- **Recorded information**

[Start of section]

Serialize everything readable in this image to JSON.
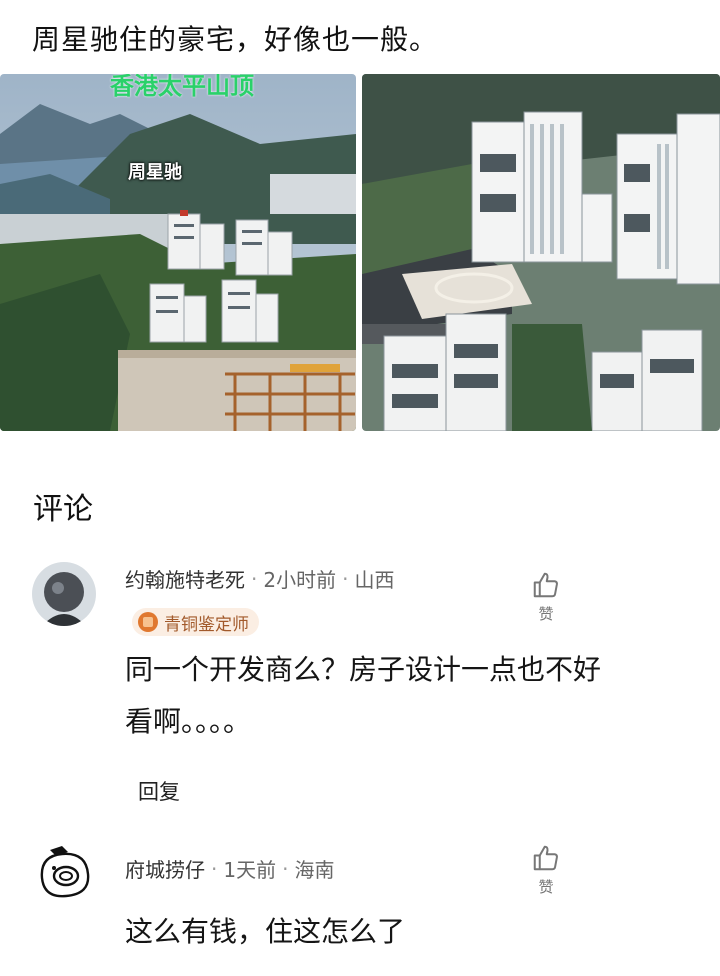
{
  "post": {
    "title": "周星驰住的豪宅，好像也一般。",
    "photos": [
      {
        "top_caption": "香港太平山顶",
        "label": "周星驰"
      },
      {}
    ]
  },
  "comments_section": {
    "title": "评论",
    "comments": [
      {
        "user": "约翰施特老死",
        "time": "2小时前",
        "location": "山西",
        "badge": "青铜鉴定师",
        "text_line1": "同一个开发商么？房子设计一点也不好",
        "text_line2": "看啊。。。。",
        "like_label": "赞",
        "reply_label": "回复"
      },
      {
        "user": "府城捞仔",
        "time": "1天前",
        "location": "海南",
        "text_line1": "这么有钱，住这怎么了",
        "like_label": "赞"
      }
    ],
    "separator": "·"
  }
}
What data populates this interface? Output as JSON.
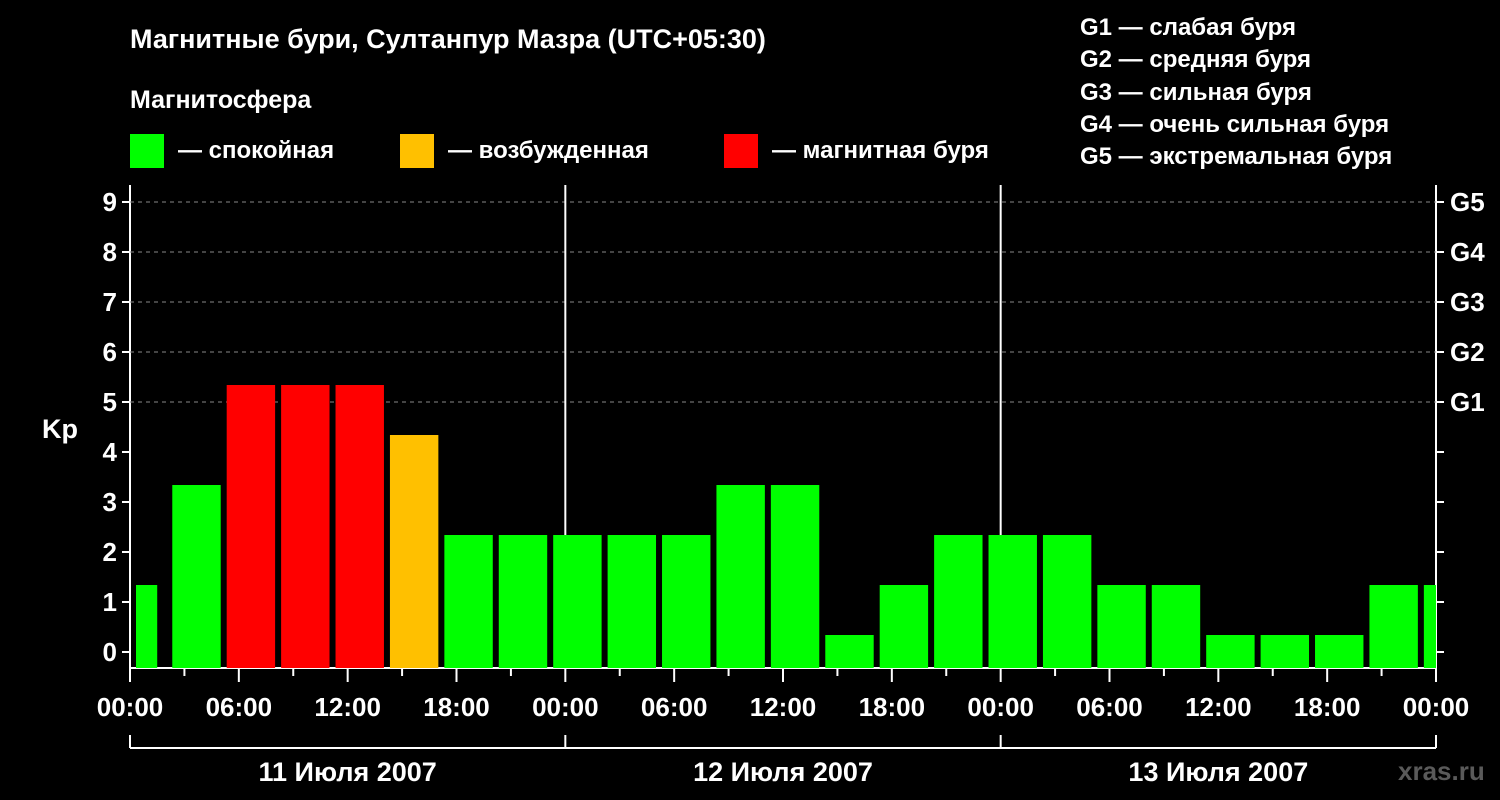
{
  "header": {
    "title": "Магнитные бури, Султанпур Мазра (UTC+05:30)",
    "magnetosphere_label": "Магнитосфера"
  },
  "legend": {
    "calm": {
      "label": "— спокойная",
      "color": "#00ff00"
    },
    "excited": {
      "label": "— возбужденная",
      "color": "#ffc000"
    },
    "storm": {
      "label": "— магнитная буря",
      "color": "#ff0000"
    }
  },
  "storm_levels": [
    "G1 — слабая буря",
    "G2 — средняя буря",
    "G3 — сильная буря",
    "G4 — очень сильная буря",
    "G5 — экстремальная буря"
  ],
  "watermark": "xras.ru",
  "chart_data": {
    "type": "bar",
    "ylabel": "Kp",
    "ylim": [
      0,
      9
    ],
    "y_ticks": [
      0,
      1,
      2,
      3,
      4,
      5,
      6,
      7,
      8,
      9
    ],
    "right_axis": [
      {
        "kp": 5,
        "label": "G1"
      },
      {
        "kp": 6,
        "label": "G2"
      },
      {
        "kp": 7,
        "label": "G3"
      },
      {
        "kp": 8,
        "label": "G4"
      },
      {
        "kp": 9,
        "label": "G5"
      }
    ],
    "grid": "horizontal dashed at Kp 5–9",
    "x_range_hours": [
      0,
      72
    ],
    "x_tick_labels": [
      "00:00",
      "06:00",
      "12:00",
      "18:00",
      "00:00",
      "06:00",
      "12:00",
      "18:00",
      "00:00",
      "06:00",
      "12:00",
      "18:00",
      "00:00"
    ],
    "days": [
      "11 Июля 2007",
      "12 Июля 2007",
      "13 Июля 2007"
    ],
    "bars": [
      {
        "start": "11 Июля 2007 00:00",
        "end": "11 Июля 2007 01:30",
        "kp": 1,
        "color": "#00ff00"
      },
      {
        "start": "11 Июля 2007 02:00",
        "end": "11 Июля 2007 05:00",
        "kp": 3,
        "color": "#00ff00"
      },
      {
        "start": "11 Июля 2007 05:00",
        "end": "11 Июля 2007 08:00",
        "kp": 5,
        "color": "#ff0000"
      },
      {
        "start": "11 Июля 2007 08:00",
        "end": "11 Июля 2007 11:00",
        "kp": 5,
        "color": "#ff0000"
      },
      {
        "start": "11 Июля 2007 11:00",
        "end": "11 Июля 2007 14:00",
        "kp": 5,
        "color": "#ff0000"
      },
      {
        "start": "11 Июля 2007 14:00",
        "end": "11 Июля 2007 17:00",
        "kp": 4,
        "color": "#ffc000"
      },
      {
        "start": "11 Июля 2007 17:00",
        "end": "11 Июля 2007 20:00",
        "kp": 2,
        "color": "#00ff00"
      },
      {
        "start": "11 Июля 2007 20:00",
        "end": "11 Июля 2007 23:00",
        "kp": 2,
        "color": "#00ff00"
      },
      {
        "start": "11 Июля 2007 23:00",
        "end": "12 Июля 2007 02:00",
        "kp": 2,
        "color": "#00ff00"
      },
      {
        "start": "12 Июля 2007 02:00",
        "end": "12 Июля 2007 05:00",
        "kp": 2,
        "color": "#00ff00"
      },
      {
        "start": "12 Июля 2007 05:00",
        "end": "12 Июля 2007 08:00",
        "kp": 2,
        "color": "#00ff00"
      },
      {
        "start": "12 Июля 2007 08:00",
        "end": "12 Июля 2007 11:00",
        "kp": 3,
        "color": "#00ff00"
      },
      {
        "start": "12 Июля 2007 11:00",
        "end": "12 Июля 2007 14:00",
        "kp": 3,
        "color": "#00ff00"
      },
      {
        "start": "12 Июля 2007 14:00",
        "end": "12 Июля 2007 17:00",
        "kp": 0,
        "color": "#00ff00"
      },
      {
        "start": "12 Июля 2007 17:00",
        "end": "12 Июля 2007 20:00",
        "kp": 1,
        "color": "#00ff00"
      },
      {
        "start": "12 Июля 2007 20:00",
        "end": "12 Июля 2007 23:00",
        "kp": 2,
        "color": "#00ff00"
      },
      {
        "start": "12 Июля 2007 23:00",
        "end": "13 Июля 2007 02:00",
        "kp": 2,
        "color": "#00ff00"
      },
      {
        "start": "13 Июля 2007 02:00",
        "end": "13 Июля 2007 05:00",
        "kp": 2,
        "color": "#00ff00"
      },
      {
        "start": "13 Июля 2007 05:00",
        "end": "13 Июля 2007 08:00",
        "kp": 1,
        "color": "#00ff00"
      },
      {
        "start": "13 Июля 2007 08:00",
        "end": "13 Июля 2007 11:00",
        "kp": 1,
        "color": "#00ff00"
      },
      {
        "start": "13 Июля 2007 11:00",
        "end": "13 Июля 2007 14:00",
        "kp": 0,
        "color": "#00ff00"
      },
      {
        "start": "13 Июля 2007 14:00",
        "end": "13 Июля 2007 17:00",
        "kp": 0,
        "color": "#00ff00"
      },
      {
        "start": "13 Июля 2007 17:00",
        "end": "13 Июля 2007 20:00",
        "kp": 0,
        "color": "#00ff00"
      },
      {
        "start": "13 Июля 2007 20:00",
        "end": "13 Июля 2007 23:00",
        "kp": 1,
        "color": "#00ff00"
      },
      {
        "start": "13 Июля 2007 23:00",
        "end": "14 Июля 2007 00:00",
        "kp": 1,
        "color": "#00ff00"
      }
    ]
  }
}
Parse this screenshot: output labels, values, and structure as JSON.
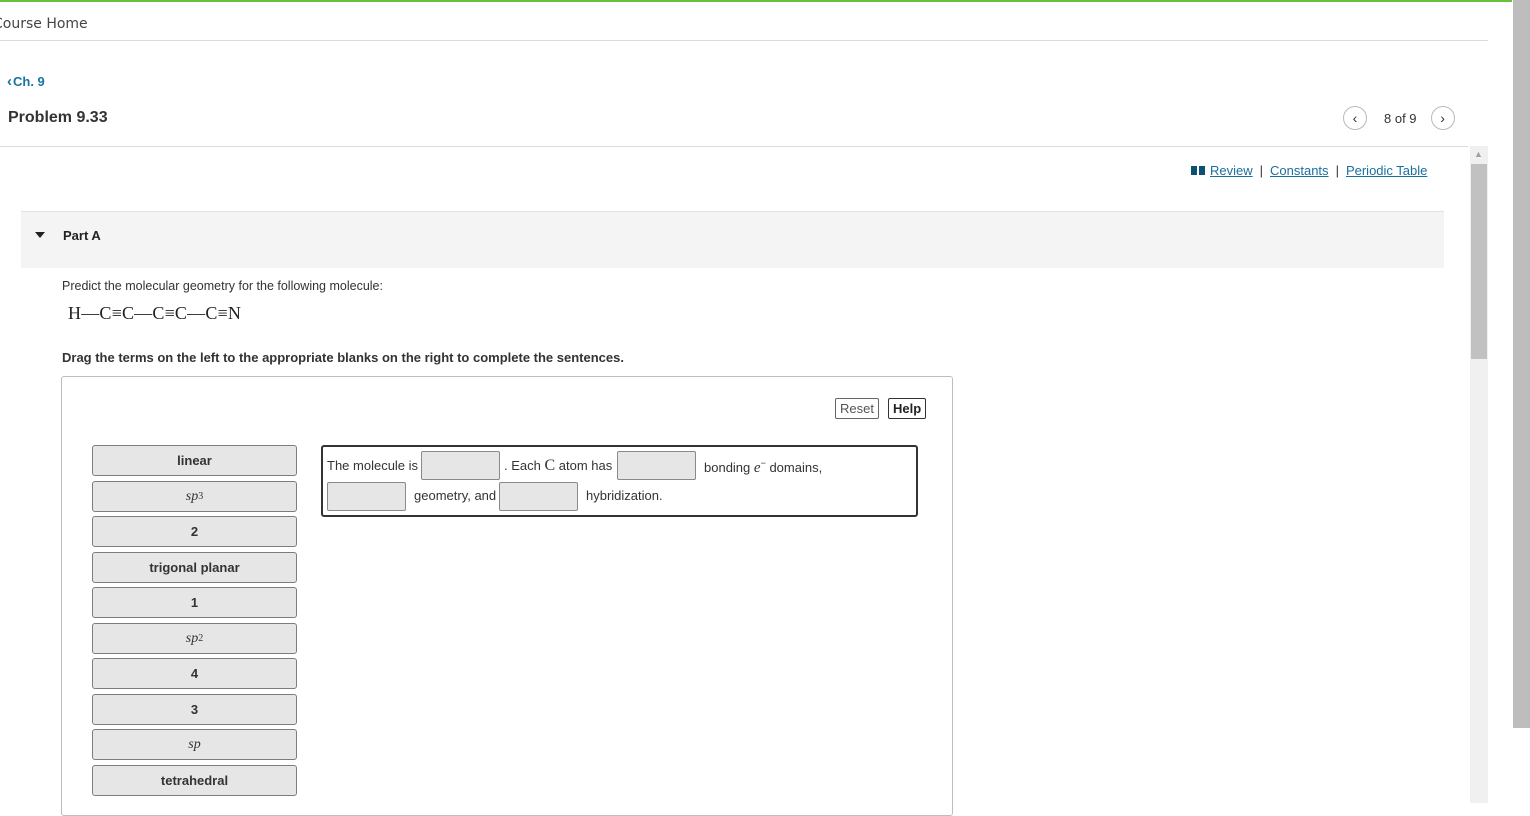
{
  "header": {
    "course_home": "Course Home"
  },
  "nav": {
    "back_label": "Ch. 9",
    "problem_title": "Problem 9.33",
    "pager_text": "8 of 9"
  },
  "resources": {
    "review": "Review",
    "constants": "Constants",
    "periodic_table": "Periodic Table",
    "separator": "|"
  },
  "part": {
    "title": "Part A",
    "prompt": "Predict the molecular geometry for the following molecule:",
    "molecule": "H—C≡C—C≡C—C≡N",
    "instruction": "Drag the terms on the left to the appropriate blanks on the right to complete the sentences."
  },
  "toolbar": {
    "reset_label": "Reset",
    "help_label": "Help"
  },
  "terms": [
    {
      "label": "linear"
    },
    {
      "base": "sp",
      "sup": "3"
    },
    {
      "label": "2"
    },
    {
      "label": "trigonal planar"
    },
    {
      "label": "1"
    },
    {
      "base": "sp",
      "sup": "2"
    },
    {
      "label": "4"
    },
    {
      "label": "3"
    },
    {
      "base": "sp",
      "sup": ""
    },
    {
      "label": "tetrahedral"
    }
  ],
  "sentence": {
    "part1": "The molecule is",
    "part2a": ". Each ",
    "part2_atom": "C",
    "part2b": " atom has",
    "part3": "bonding",
    "part3_e": "e",
    "part3_minus": "−",
    "part3b": " domains,",
    "part4": "geometry, and",
    "part5": "hybridization."
  }
}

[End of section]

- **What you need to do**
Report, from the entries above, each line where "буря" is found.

- **Response to the task**
      "label": "— магнитная буря",
    "G1 — слабая буря",
    "G2 — средняя буря",
    "G3 — сильная буря",
    "G4 — очень сильная буря",
    "G5 — экстремальная буря"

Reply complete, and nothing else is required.